Entries from a dataset of interfaces
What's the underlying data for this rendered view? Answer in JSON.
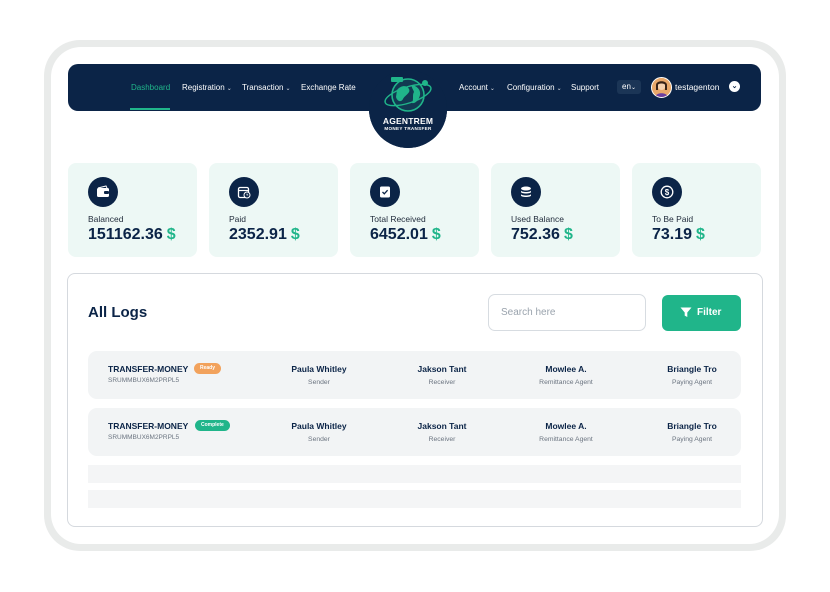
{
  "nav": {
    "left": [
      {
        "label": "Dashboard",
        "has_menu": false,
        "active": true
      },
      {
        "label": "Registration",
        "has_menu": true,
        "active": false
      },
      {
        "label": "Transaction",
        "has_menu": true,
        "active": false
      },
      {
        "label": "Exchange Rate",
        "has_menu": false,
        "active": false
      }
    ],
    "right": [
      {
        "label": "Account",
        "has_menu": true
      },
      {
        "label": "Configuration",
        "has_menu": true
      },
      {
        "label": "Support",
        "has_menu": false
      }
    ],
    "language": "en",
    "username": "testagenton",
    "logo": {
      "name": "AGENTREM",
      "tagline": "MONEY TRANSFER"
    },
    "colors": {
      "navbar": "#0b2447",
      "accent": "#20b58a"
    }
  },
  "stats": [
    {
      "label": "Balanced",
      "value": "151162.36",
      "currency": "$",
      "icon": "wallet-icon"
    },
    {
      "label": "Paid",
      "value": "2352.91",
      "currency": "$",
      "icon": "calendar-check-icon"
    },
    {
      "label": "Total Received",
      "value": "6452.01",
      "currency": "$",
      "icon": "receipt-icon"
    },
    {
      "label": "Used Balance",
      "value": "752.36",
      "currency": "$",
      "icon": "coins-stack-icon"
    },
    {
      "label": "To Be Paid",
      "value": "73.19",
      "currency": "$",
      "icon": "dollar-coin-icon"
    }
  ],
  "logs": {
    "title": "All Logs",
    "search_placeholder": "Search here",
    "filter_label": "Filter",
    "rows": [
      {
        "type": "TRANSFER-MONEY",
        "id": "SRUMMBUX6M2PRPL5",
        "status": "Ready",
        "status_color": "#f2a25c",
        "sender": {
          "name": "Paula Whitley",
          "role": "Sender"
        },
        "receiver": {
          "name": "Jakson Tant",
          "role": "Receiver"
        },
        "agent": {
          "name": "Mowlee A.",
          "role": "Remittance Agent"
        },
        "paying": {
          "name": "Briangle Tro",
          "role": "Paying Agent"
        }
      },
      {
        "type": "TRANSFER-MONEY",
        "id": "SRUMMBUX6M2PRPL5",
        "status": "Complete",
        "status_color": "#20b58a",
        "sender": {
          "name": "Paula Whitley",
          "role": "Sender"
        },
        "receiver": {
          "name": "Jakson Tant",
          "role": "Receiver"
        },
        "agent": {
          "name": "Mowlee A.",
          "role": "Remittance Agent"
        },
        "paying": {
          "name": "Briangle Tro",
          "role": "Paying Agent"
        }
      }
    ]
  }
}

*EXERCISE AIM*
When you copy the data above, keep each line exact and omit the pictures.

*ANSWER TO THIS EXERCISE*
What's the underlying data for this rendered view? Answer in JSON.
{
  "nav": {
    "left": [
      {
        "label": "Dashboard",
        "has_menu": false,
        "active": true
      },
      {
        "label": "Registration",
        "has_menu": true,
        "active": false
      },
      {
        "label": "Transaction",
        "has_menu": true,
        "active": false
      },
      {
        "label": "Exchange Rate",
        "has_menu": false,
        "active": false
      }
    ],
    "right": [
      {
        "label": "Account",
        "has_menu": true
      },
      {
        "label": "Configuration",
        "has_menu": true
      },
      {
        "label": "Support",
        "has_menu": false
      }
    ],
    "language": "en",
    "username": "testagenton",
    "logo": {
      "name": "AGENTREM",
      "tagline": "MONEY TRANSFER"
    },
    "colors": {
      "navbar": "#0b2447",
      "accent": "#20b58a"
    }
  },
  "stats": [
    {
      "label": "Balanced",
      "value": "151162.36",
      "currency": "$",
      "icon": "wallet-icon"
    },
    {
      "label": "Paid",
      "value": "2352.91",
      "currency": "$",
      "icon": "calendar-check-icon"
    },
    {
      "label": "Total Received",
      "value": "6452.01",
      "currency": "$",
      "icon": "receipt-icon"
    },
    {
      "label": "Used Balance",
      "value": "752.36",
      "currency": "$",
      "icon": "coins-stack-icon"
    },
    {
      "label": "To Be Paid",
      "value": "73.19",
      "currency": "$",
      "icon": "dollar-coin-icon"
    }
  ],
  "logs": {
    "title": "All Logs",
    "search_placeholder": "Search here",
    "filter_label": "Filter",
    "rows": [
      {
        "type": "TRANSFER-MONEY",
        "id": "SRUMMBUX6M2PRPL5",
        "status": "Ready",
        "status_color": "#f2a25c",
        "sender": {
          "name": "Paula Whitley",
          "role": "Sender"
        },
        "receiver": {
          "name": "Jakson Tant",
          "role": "Receiver"
        },
        "agent": {
          "name": "Mowlee A.",
          "role": "Remittance Agent"
        },
        "paying": {
          "name": "Briangle Tro",
          "role": "Paying Agent"
        }
      },
      {
        "type": "TRANSFER-MONEY",
        "id": "SRUMMBUX6M2PRPL5",
        "status": "Complete",
        "status_color": "#20b58a",
        "sender": {
          "name": "Paula Whitley",
          "role": "Sender"
        },
        "receiver": {
          "name": "Jakson Tant",
          "role": "Receiver"
        },
        "agent": {
          "name": "Mowlee A.",
          "role": "Remittance Agent"
        },
        "paying": {
          "name": "Briangle Tro",
          "role": "Paying Agent"
        }
      }
    ]
  }
}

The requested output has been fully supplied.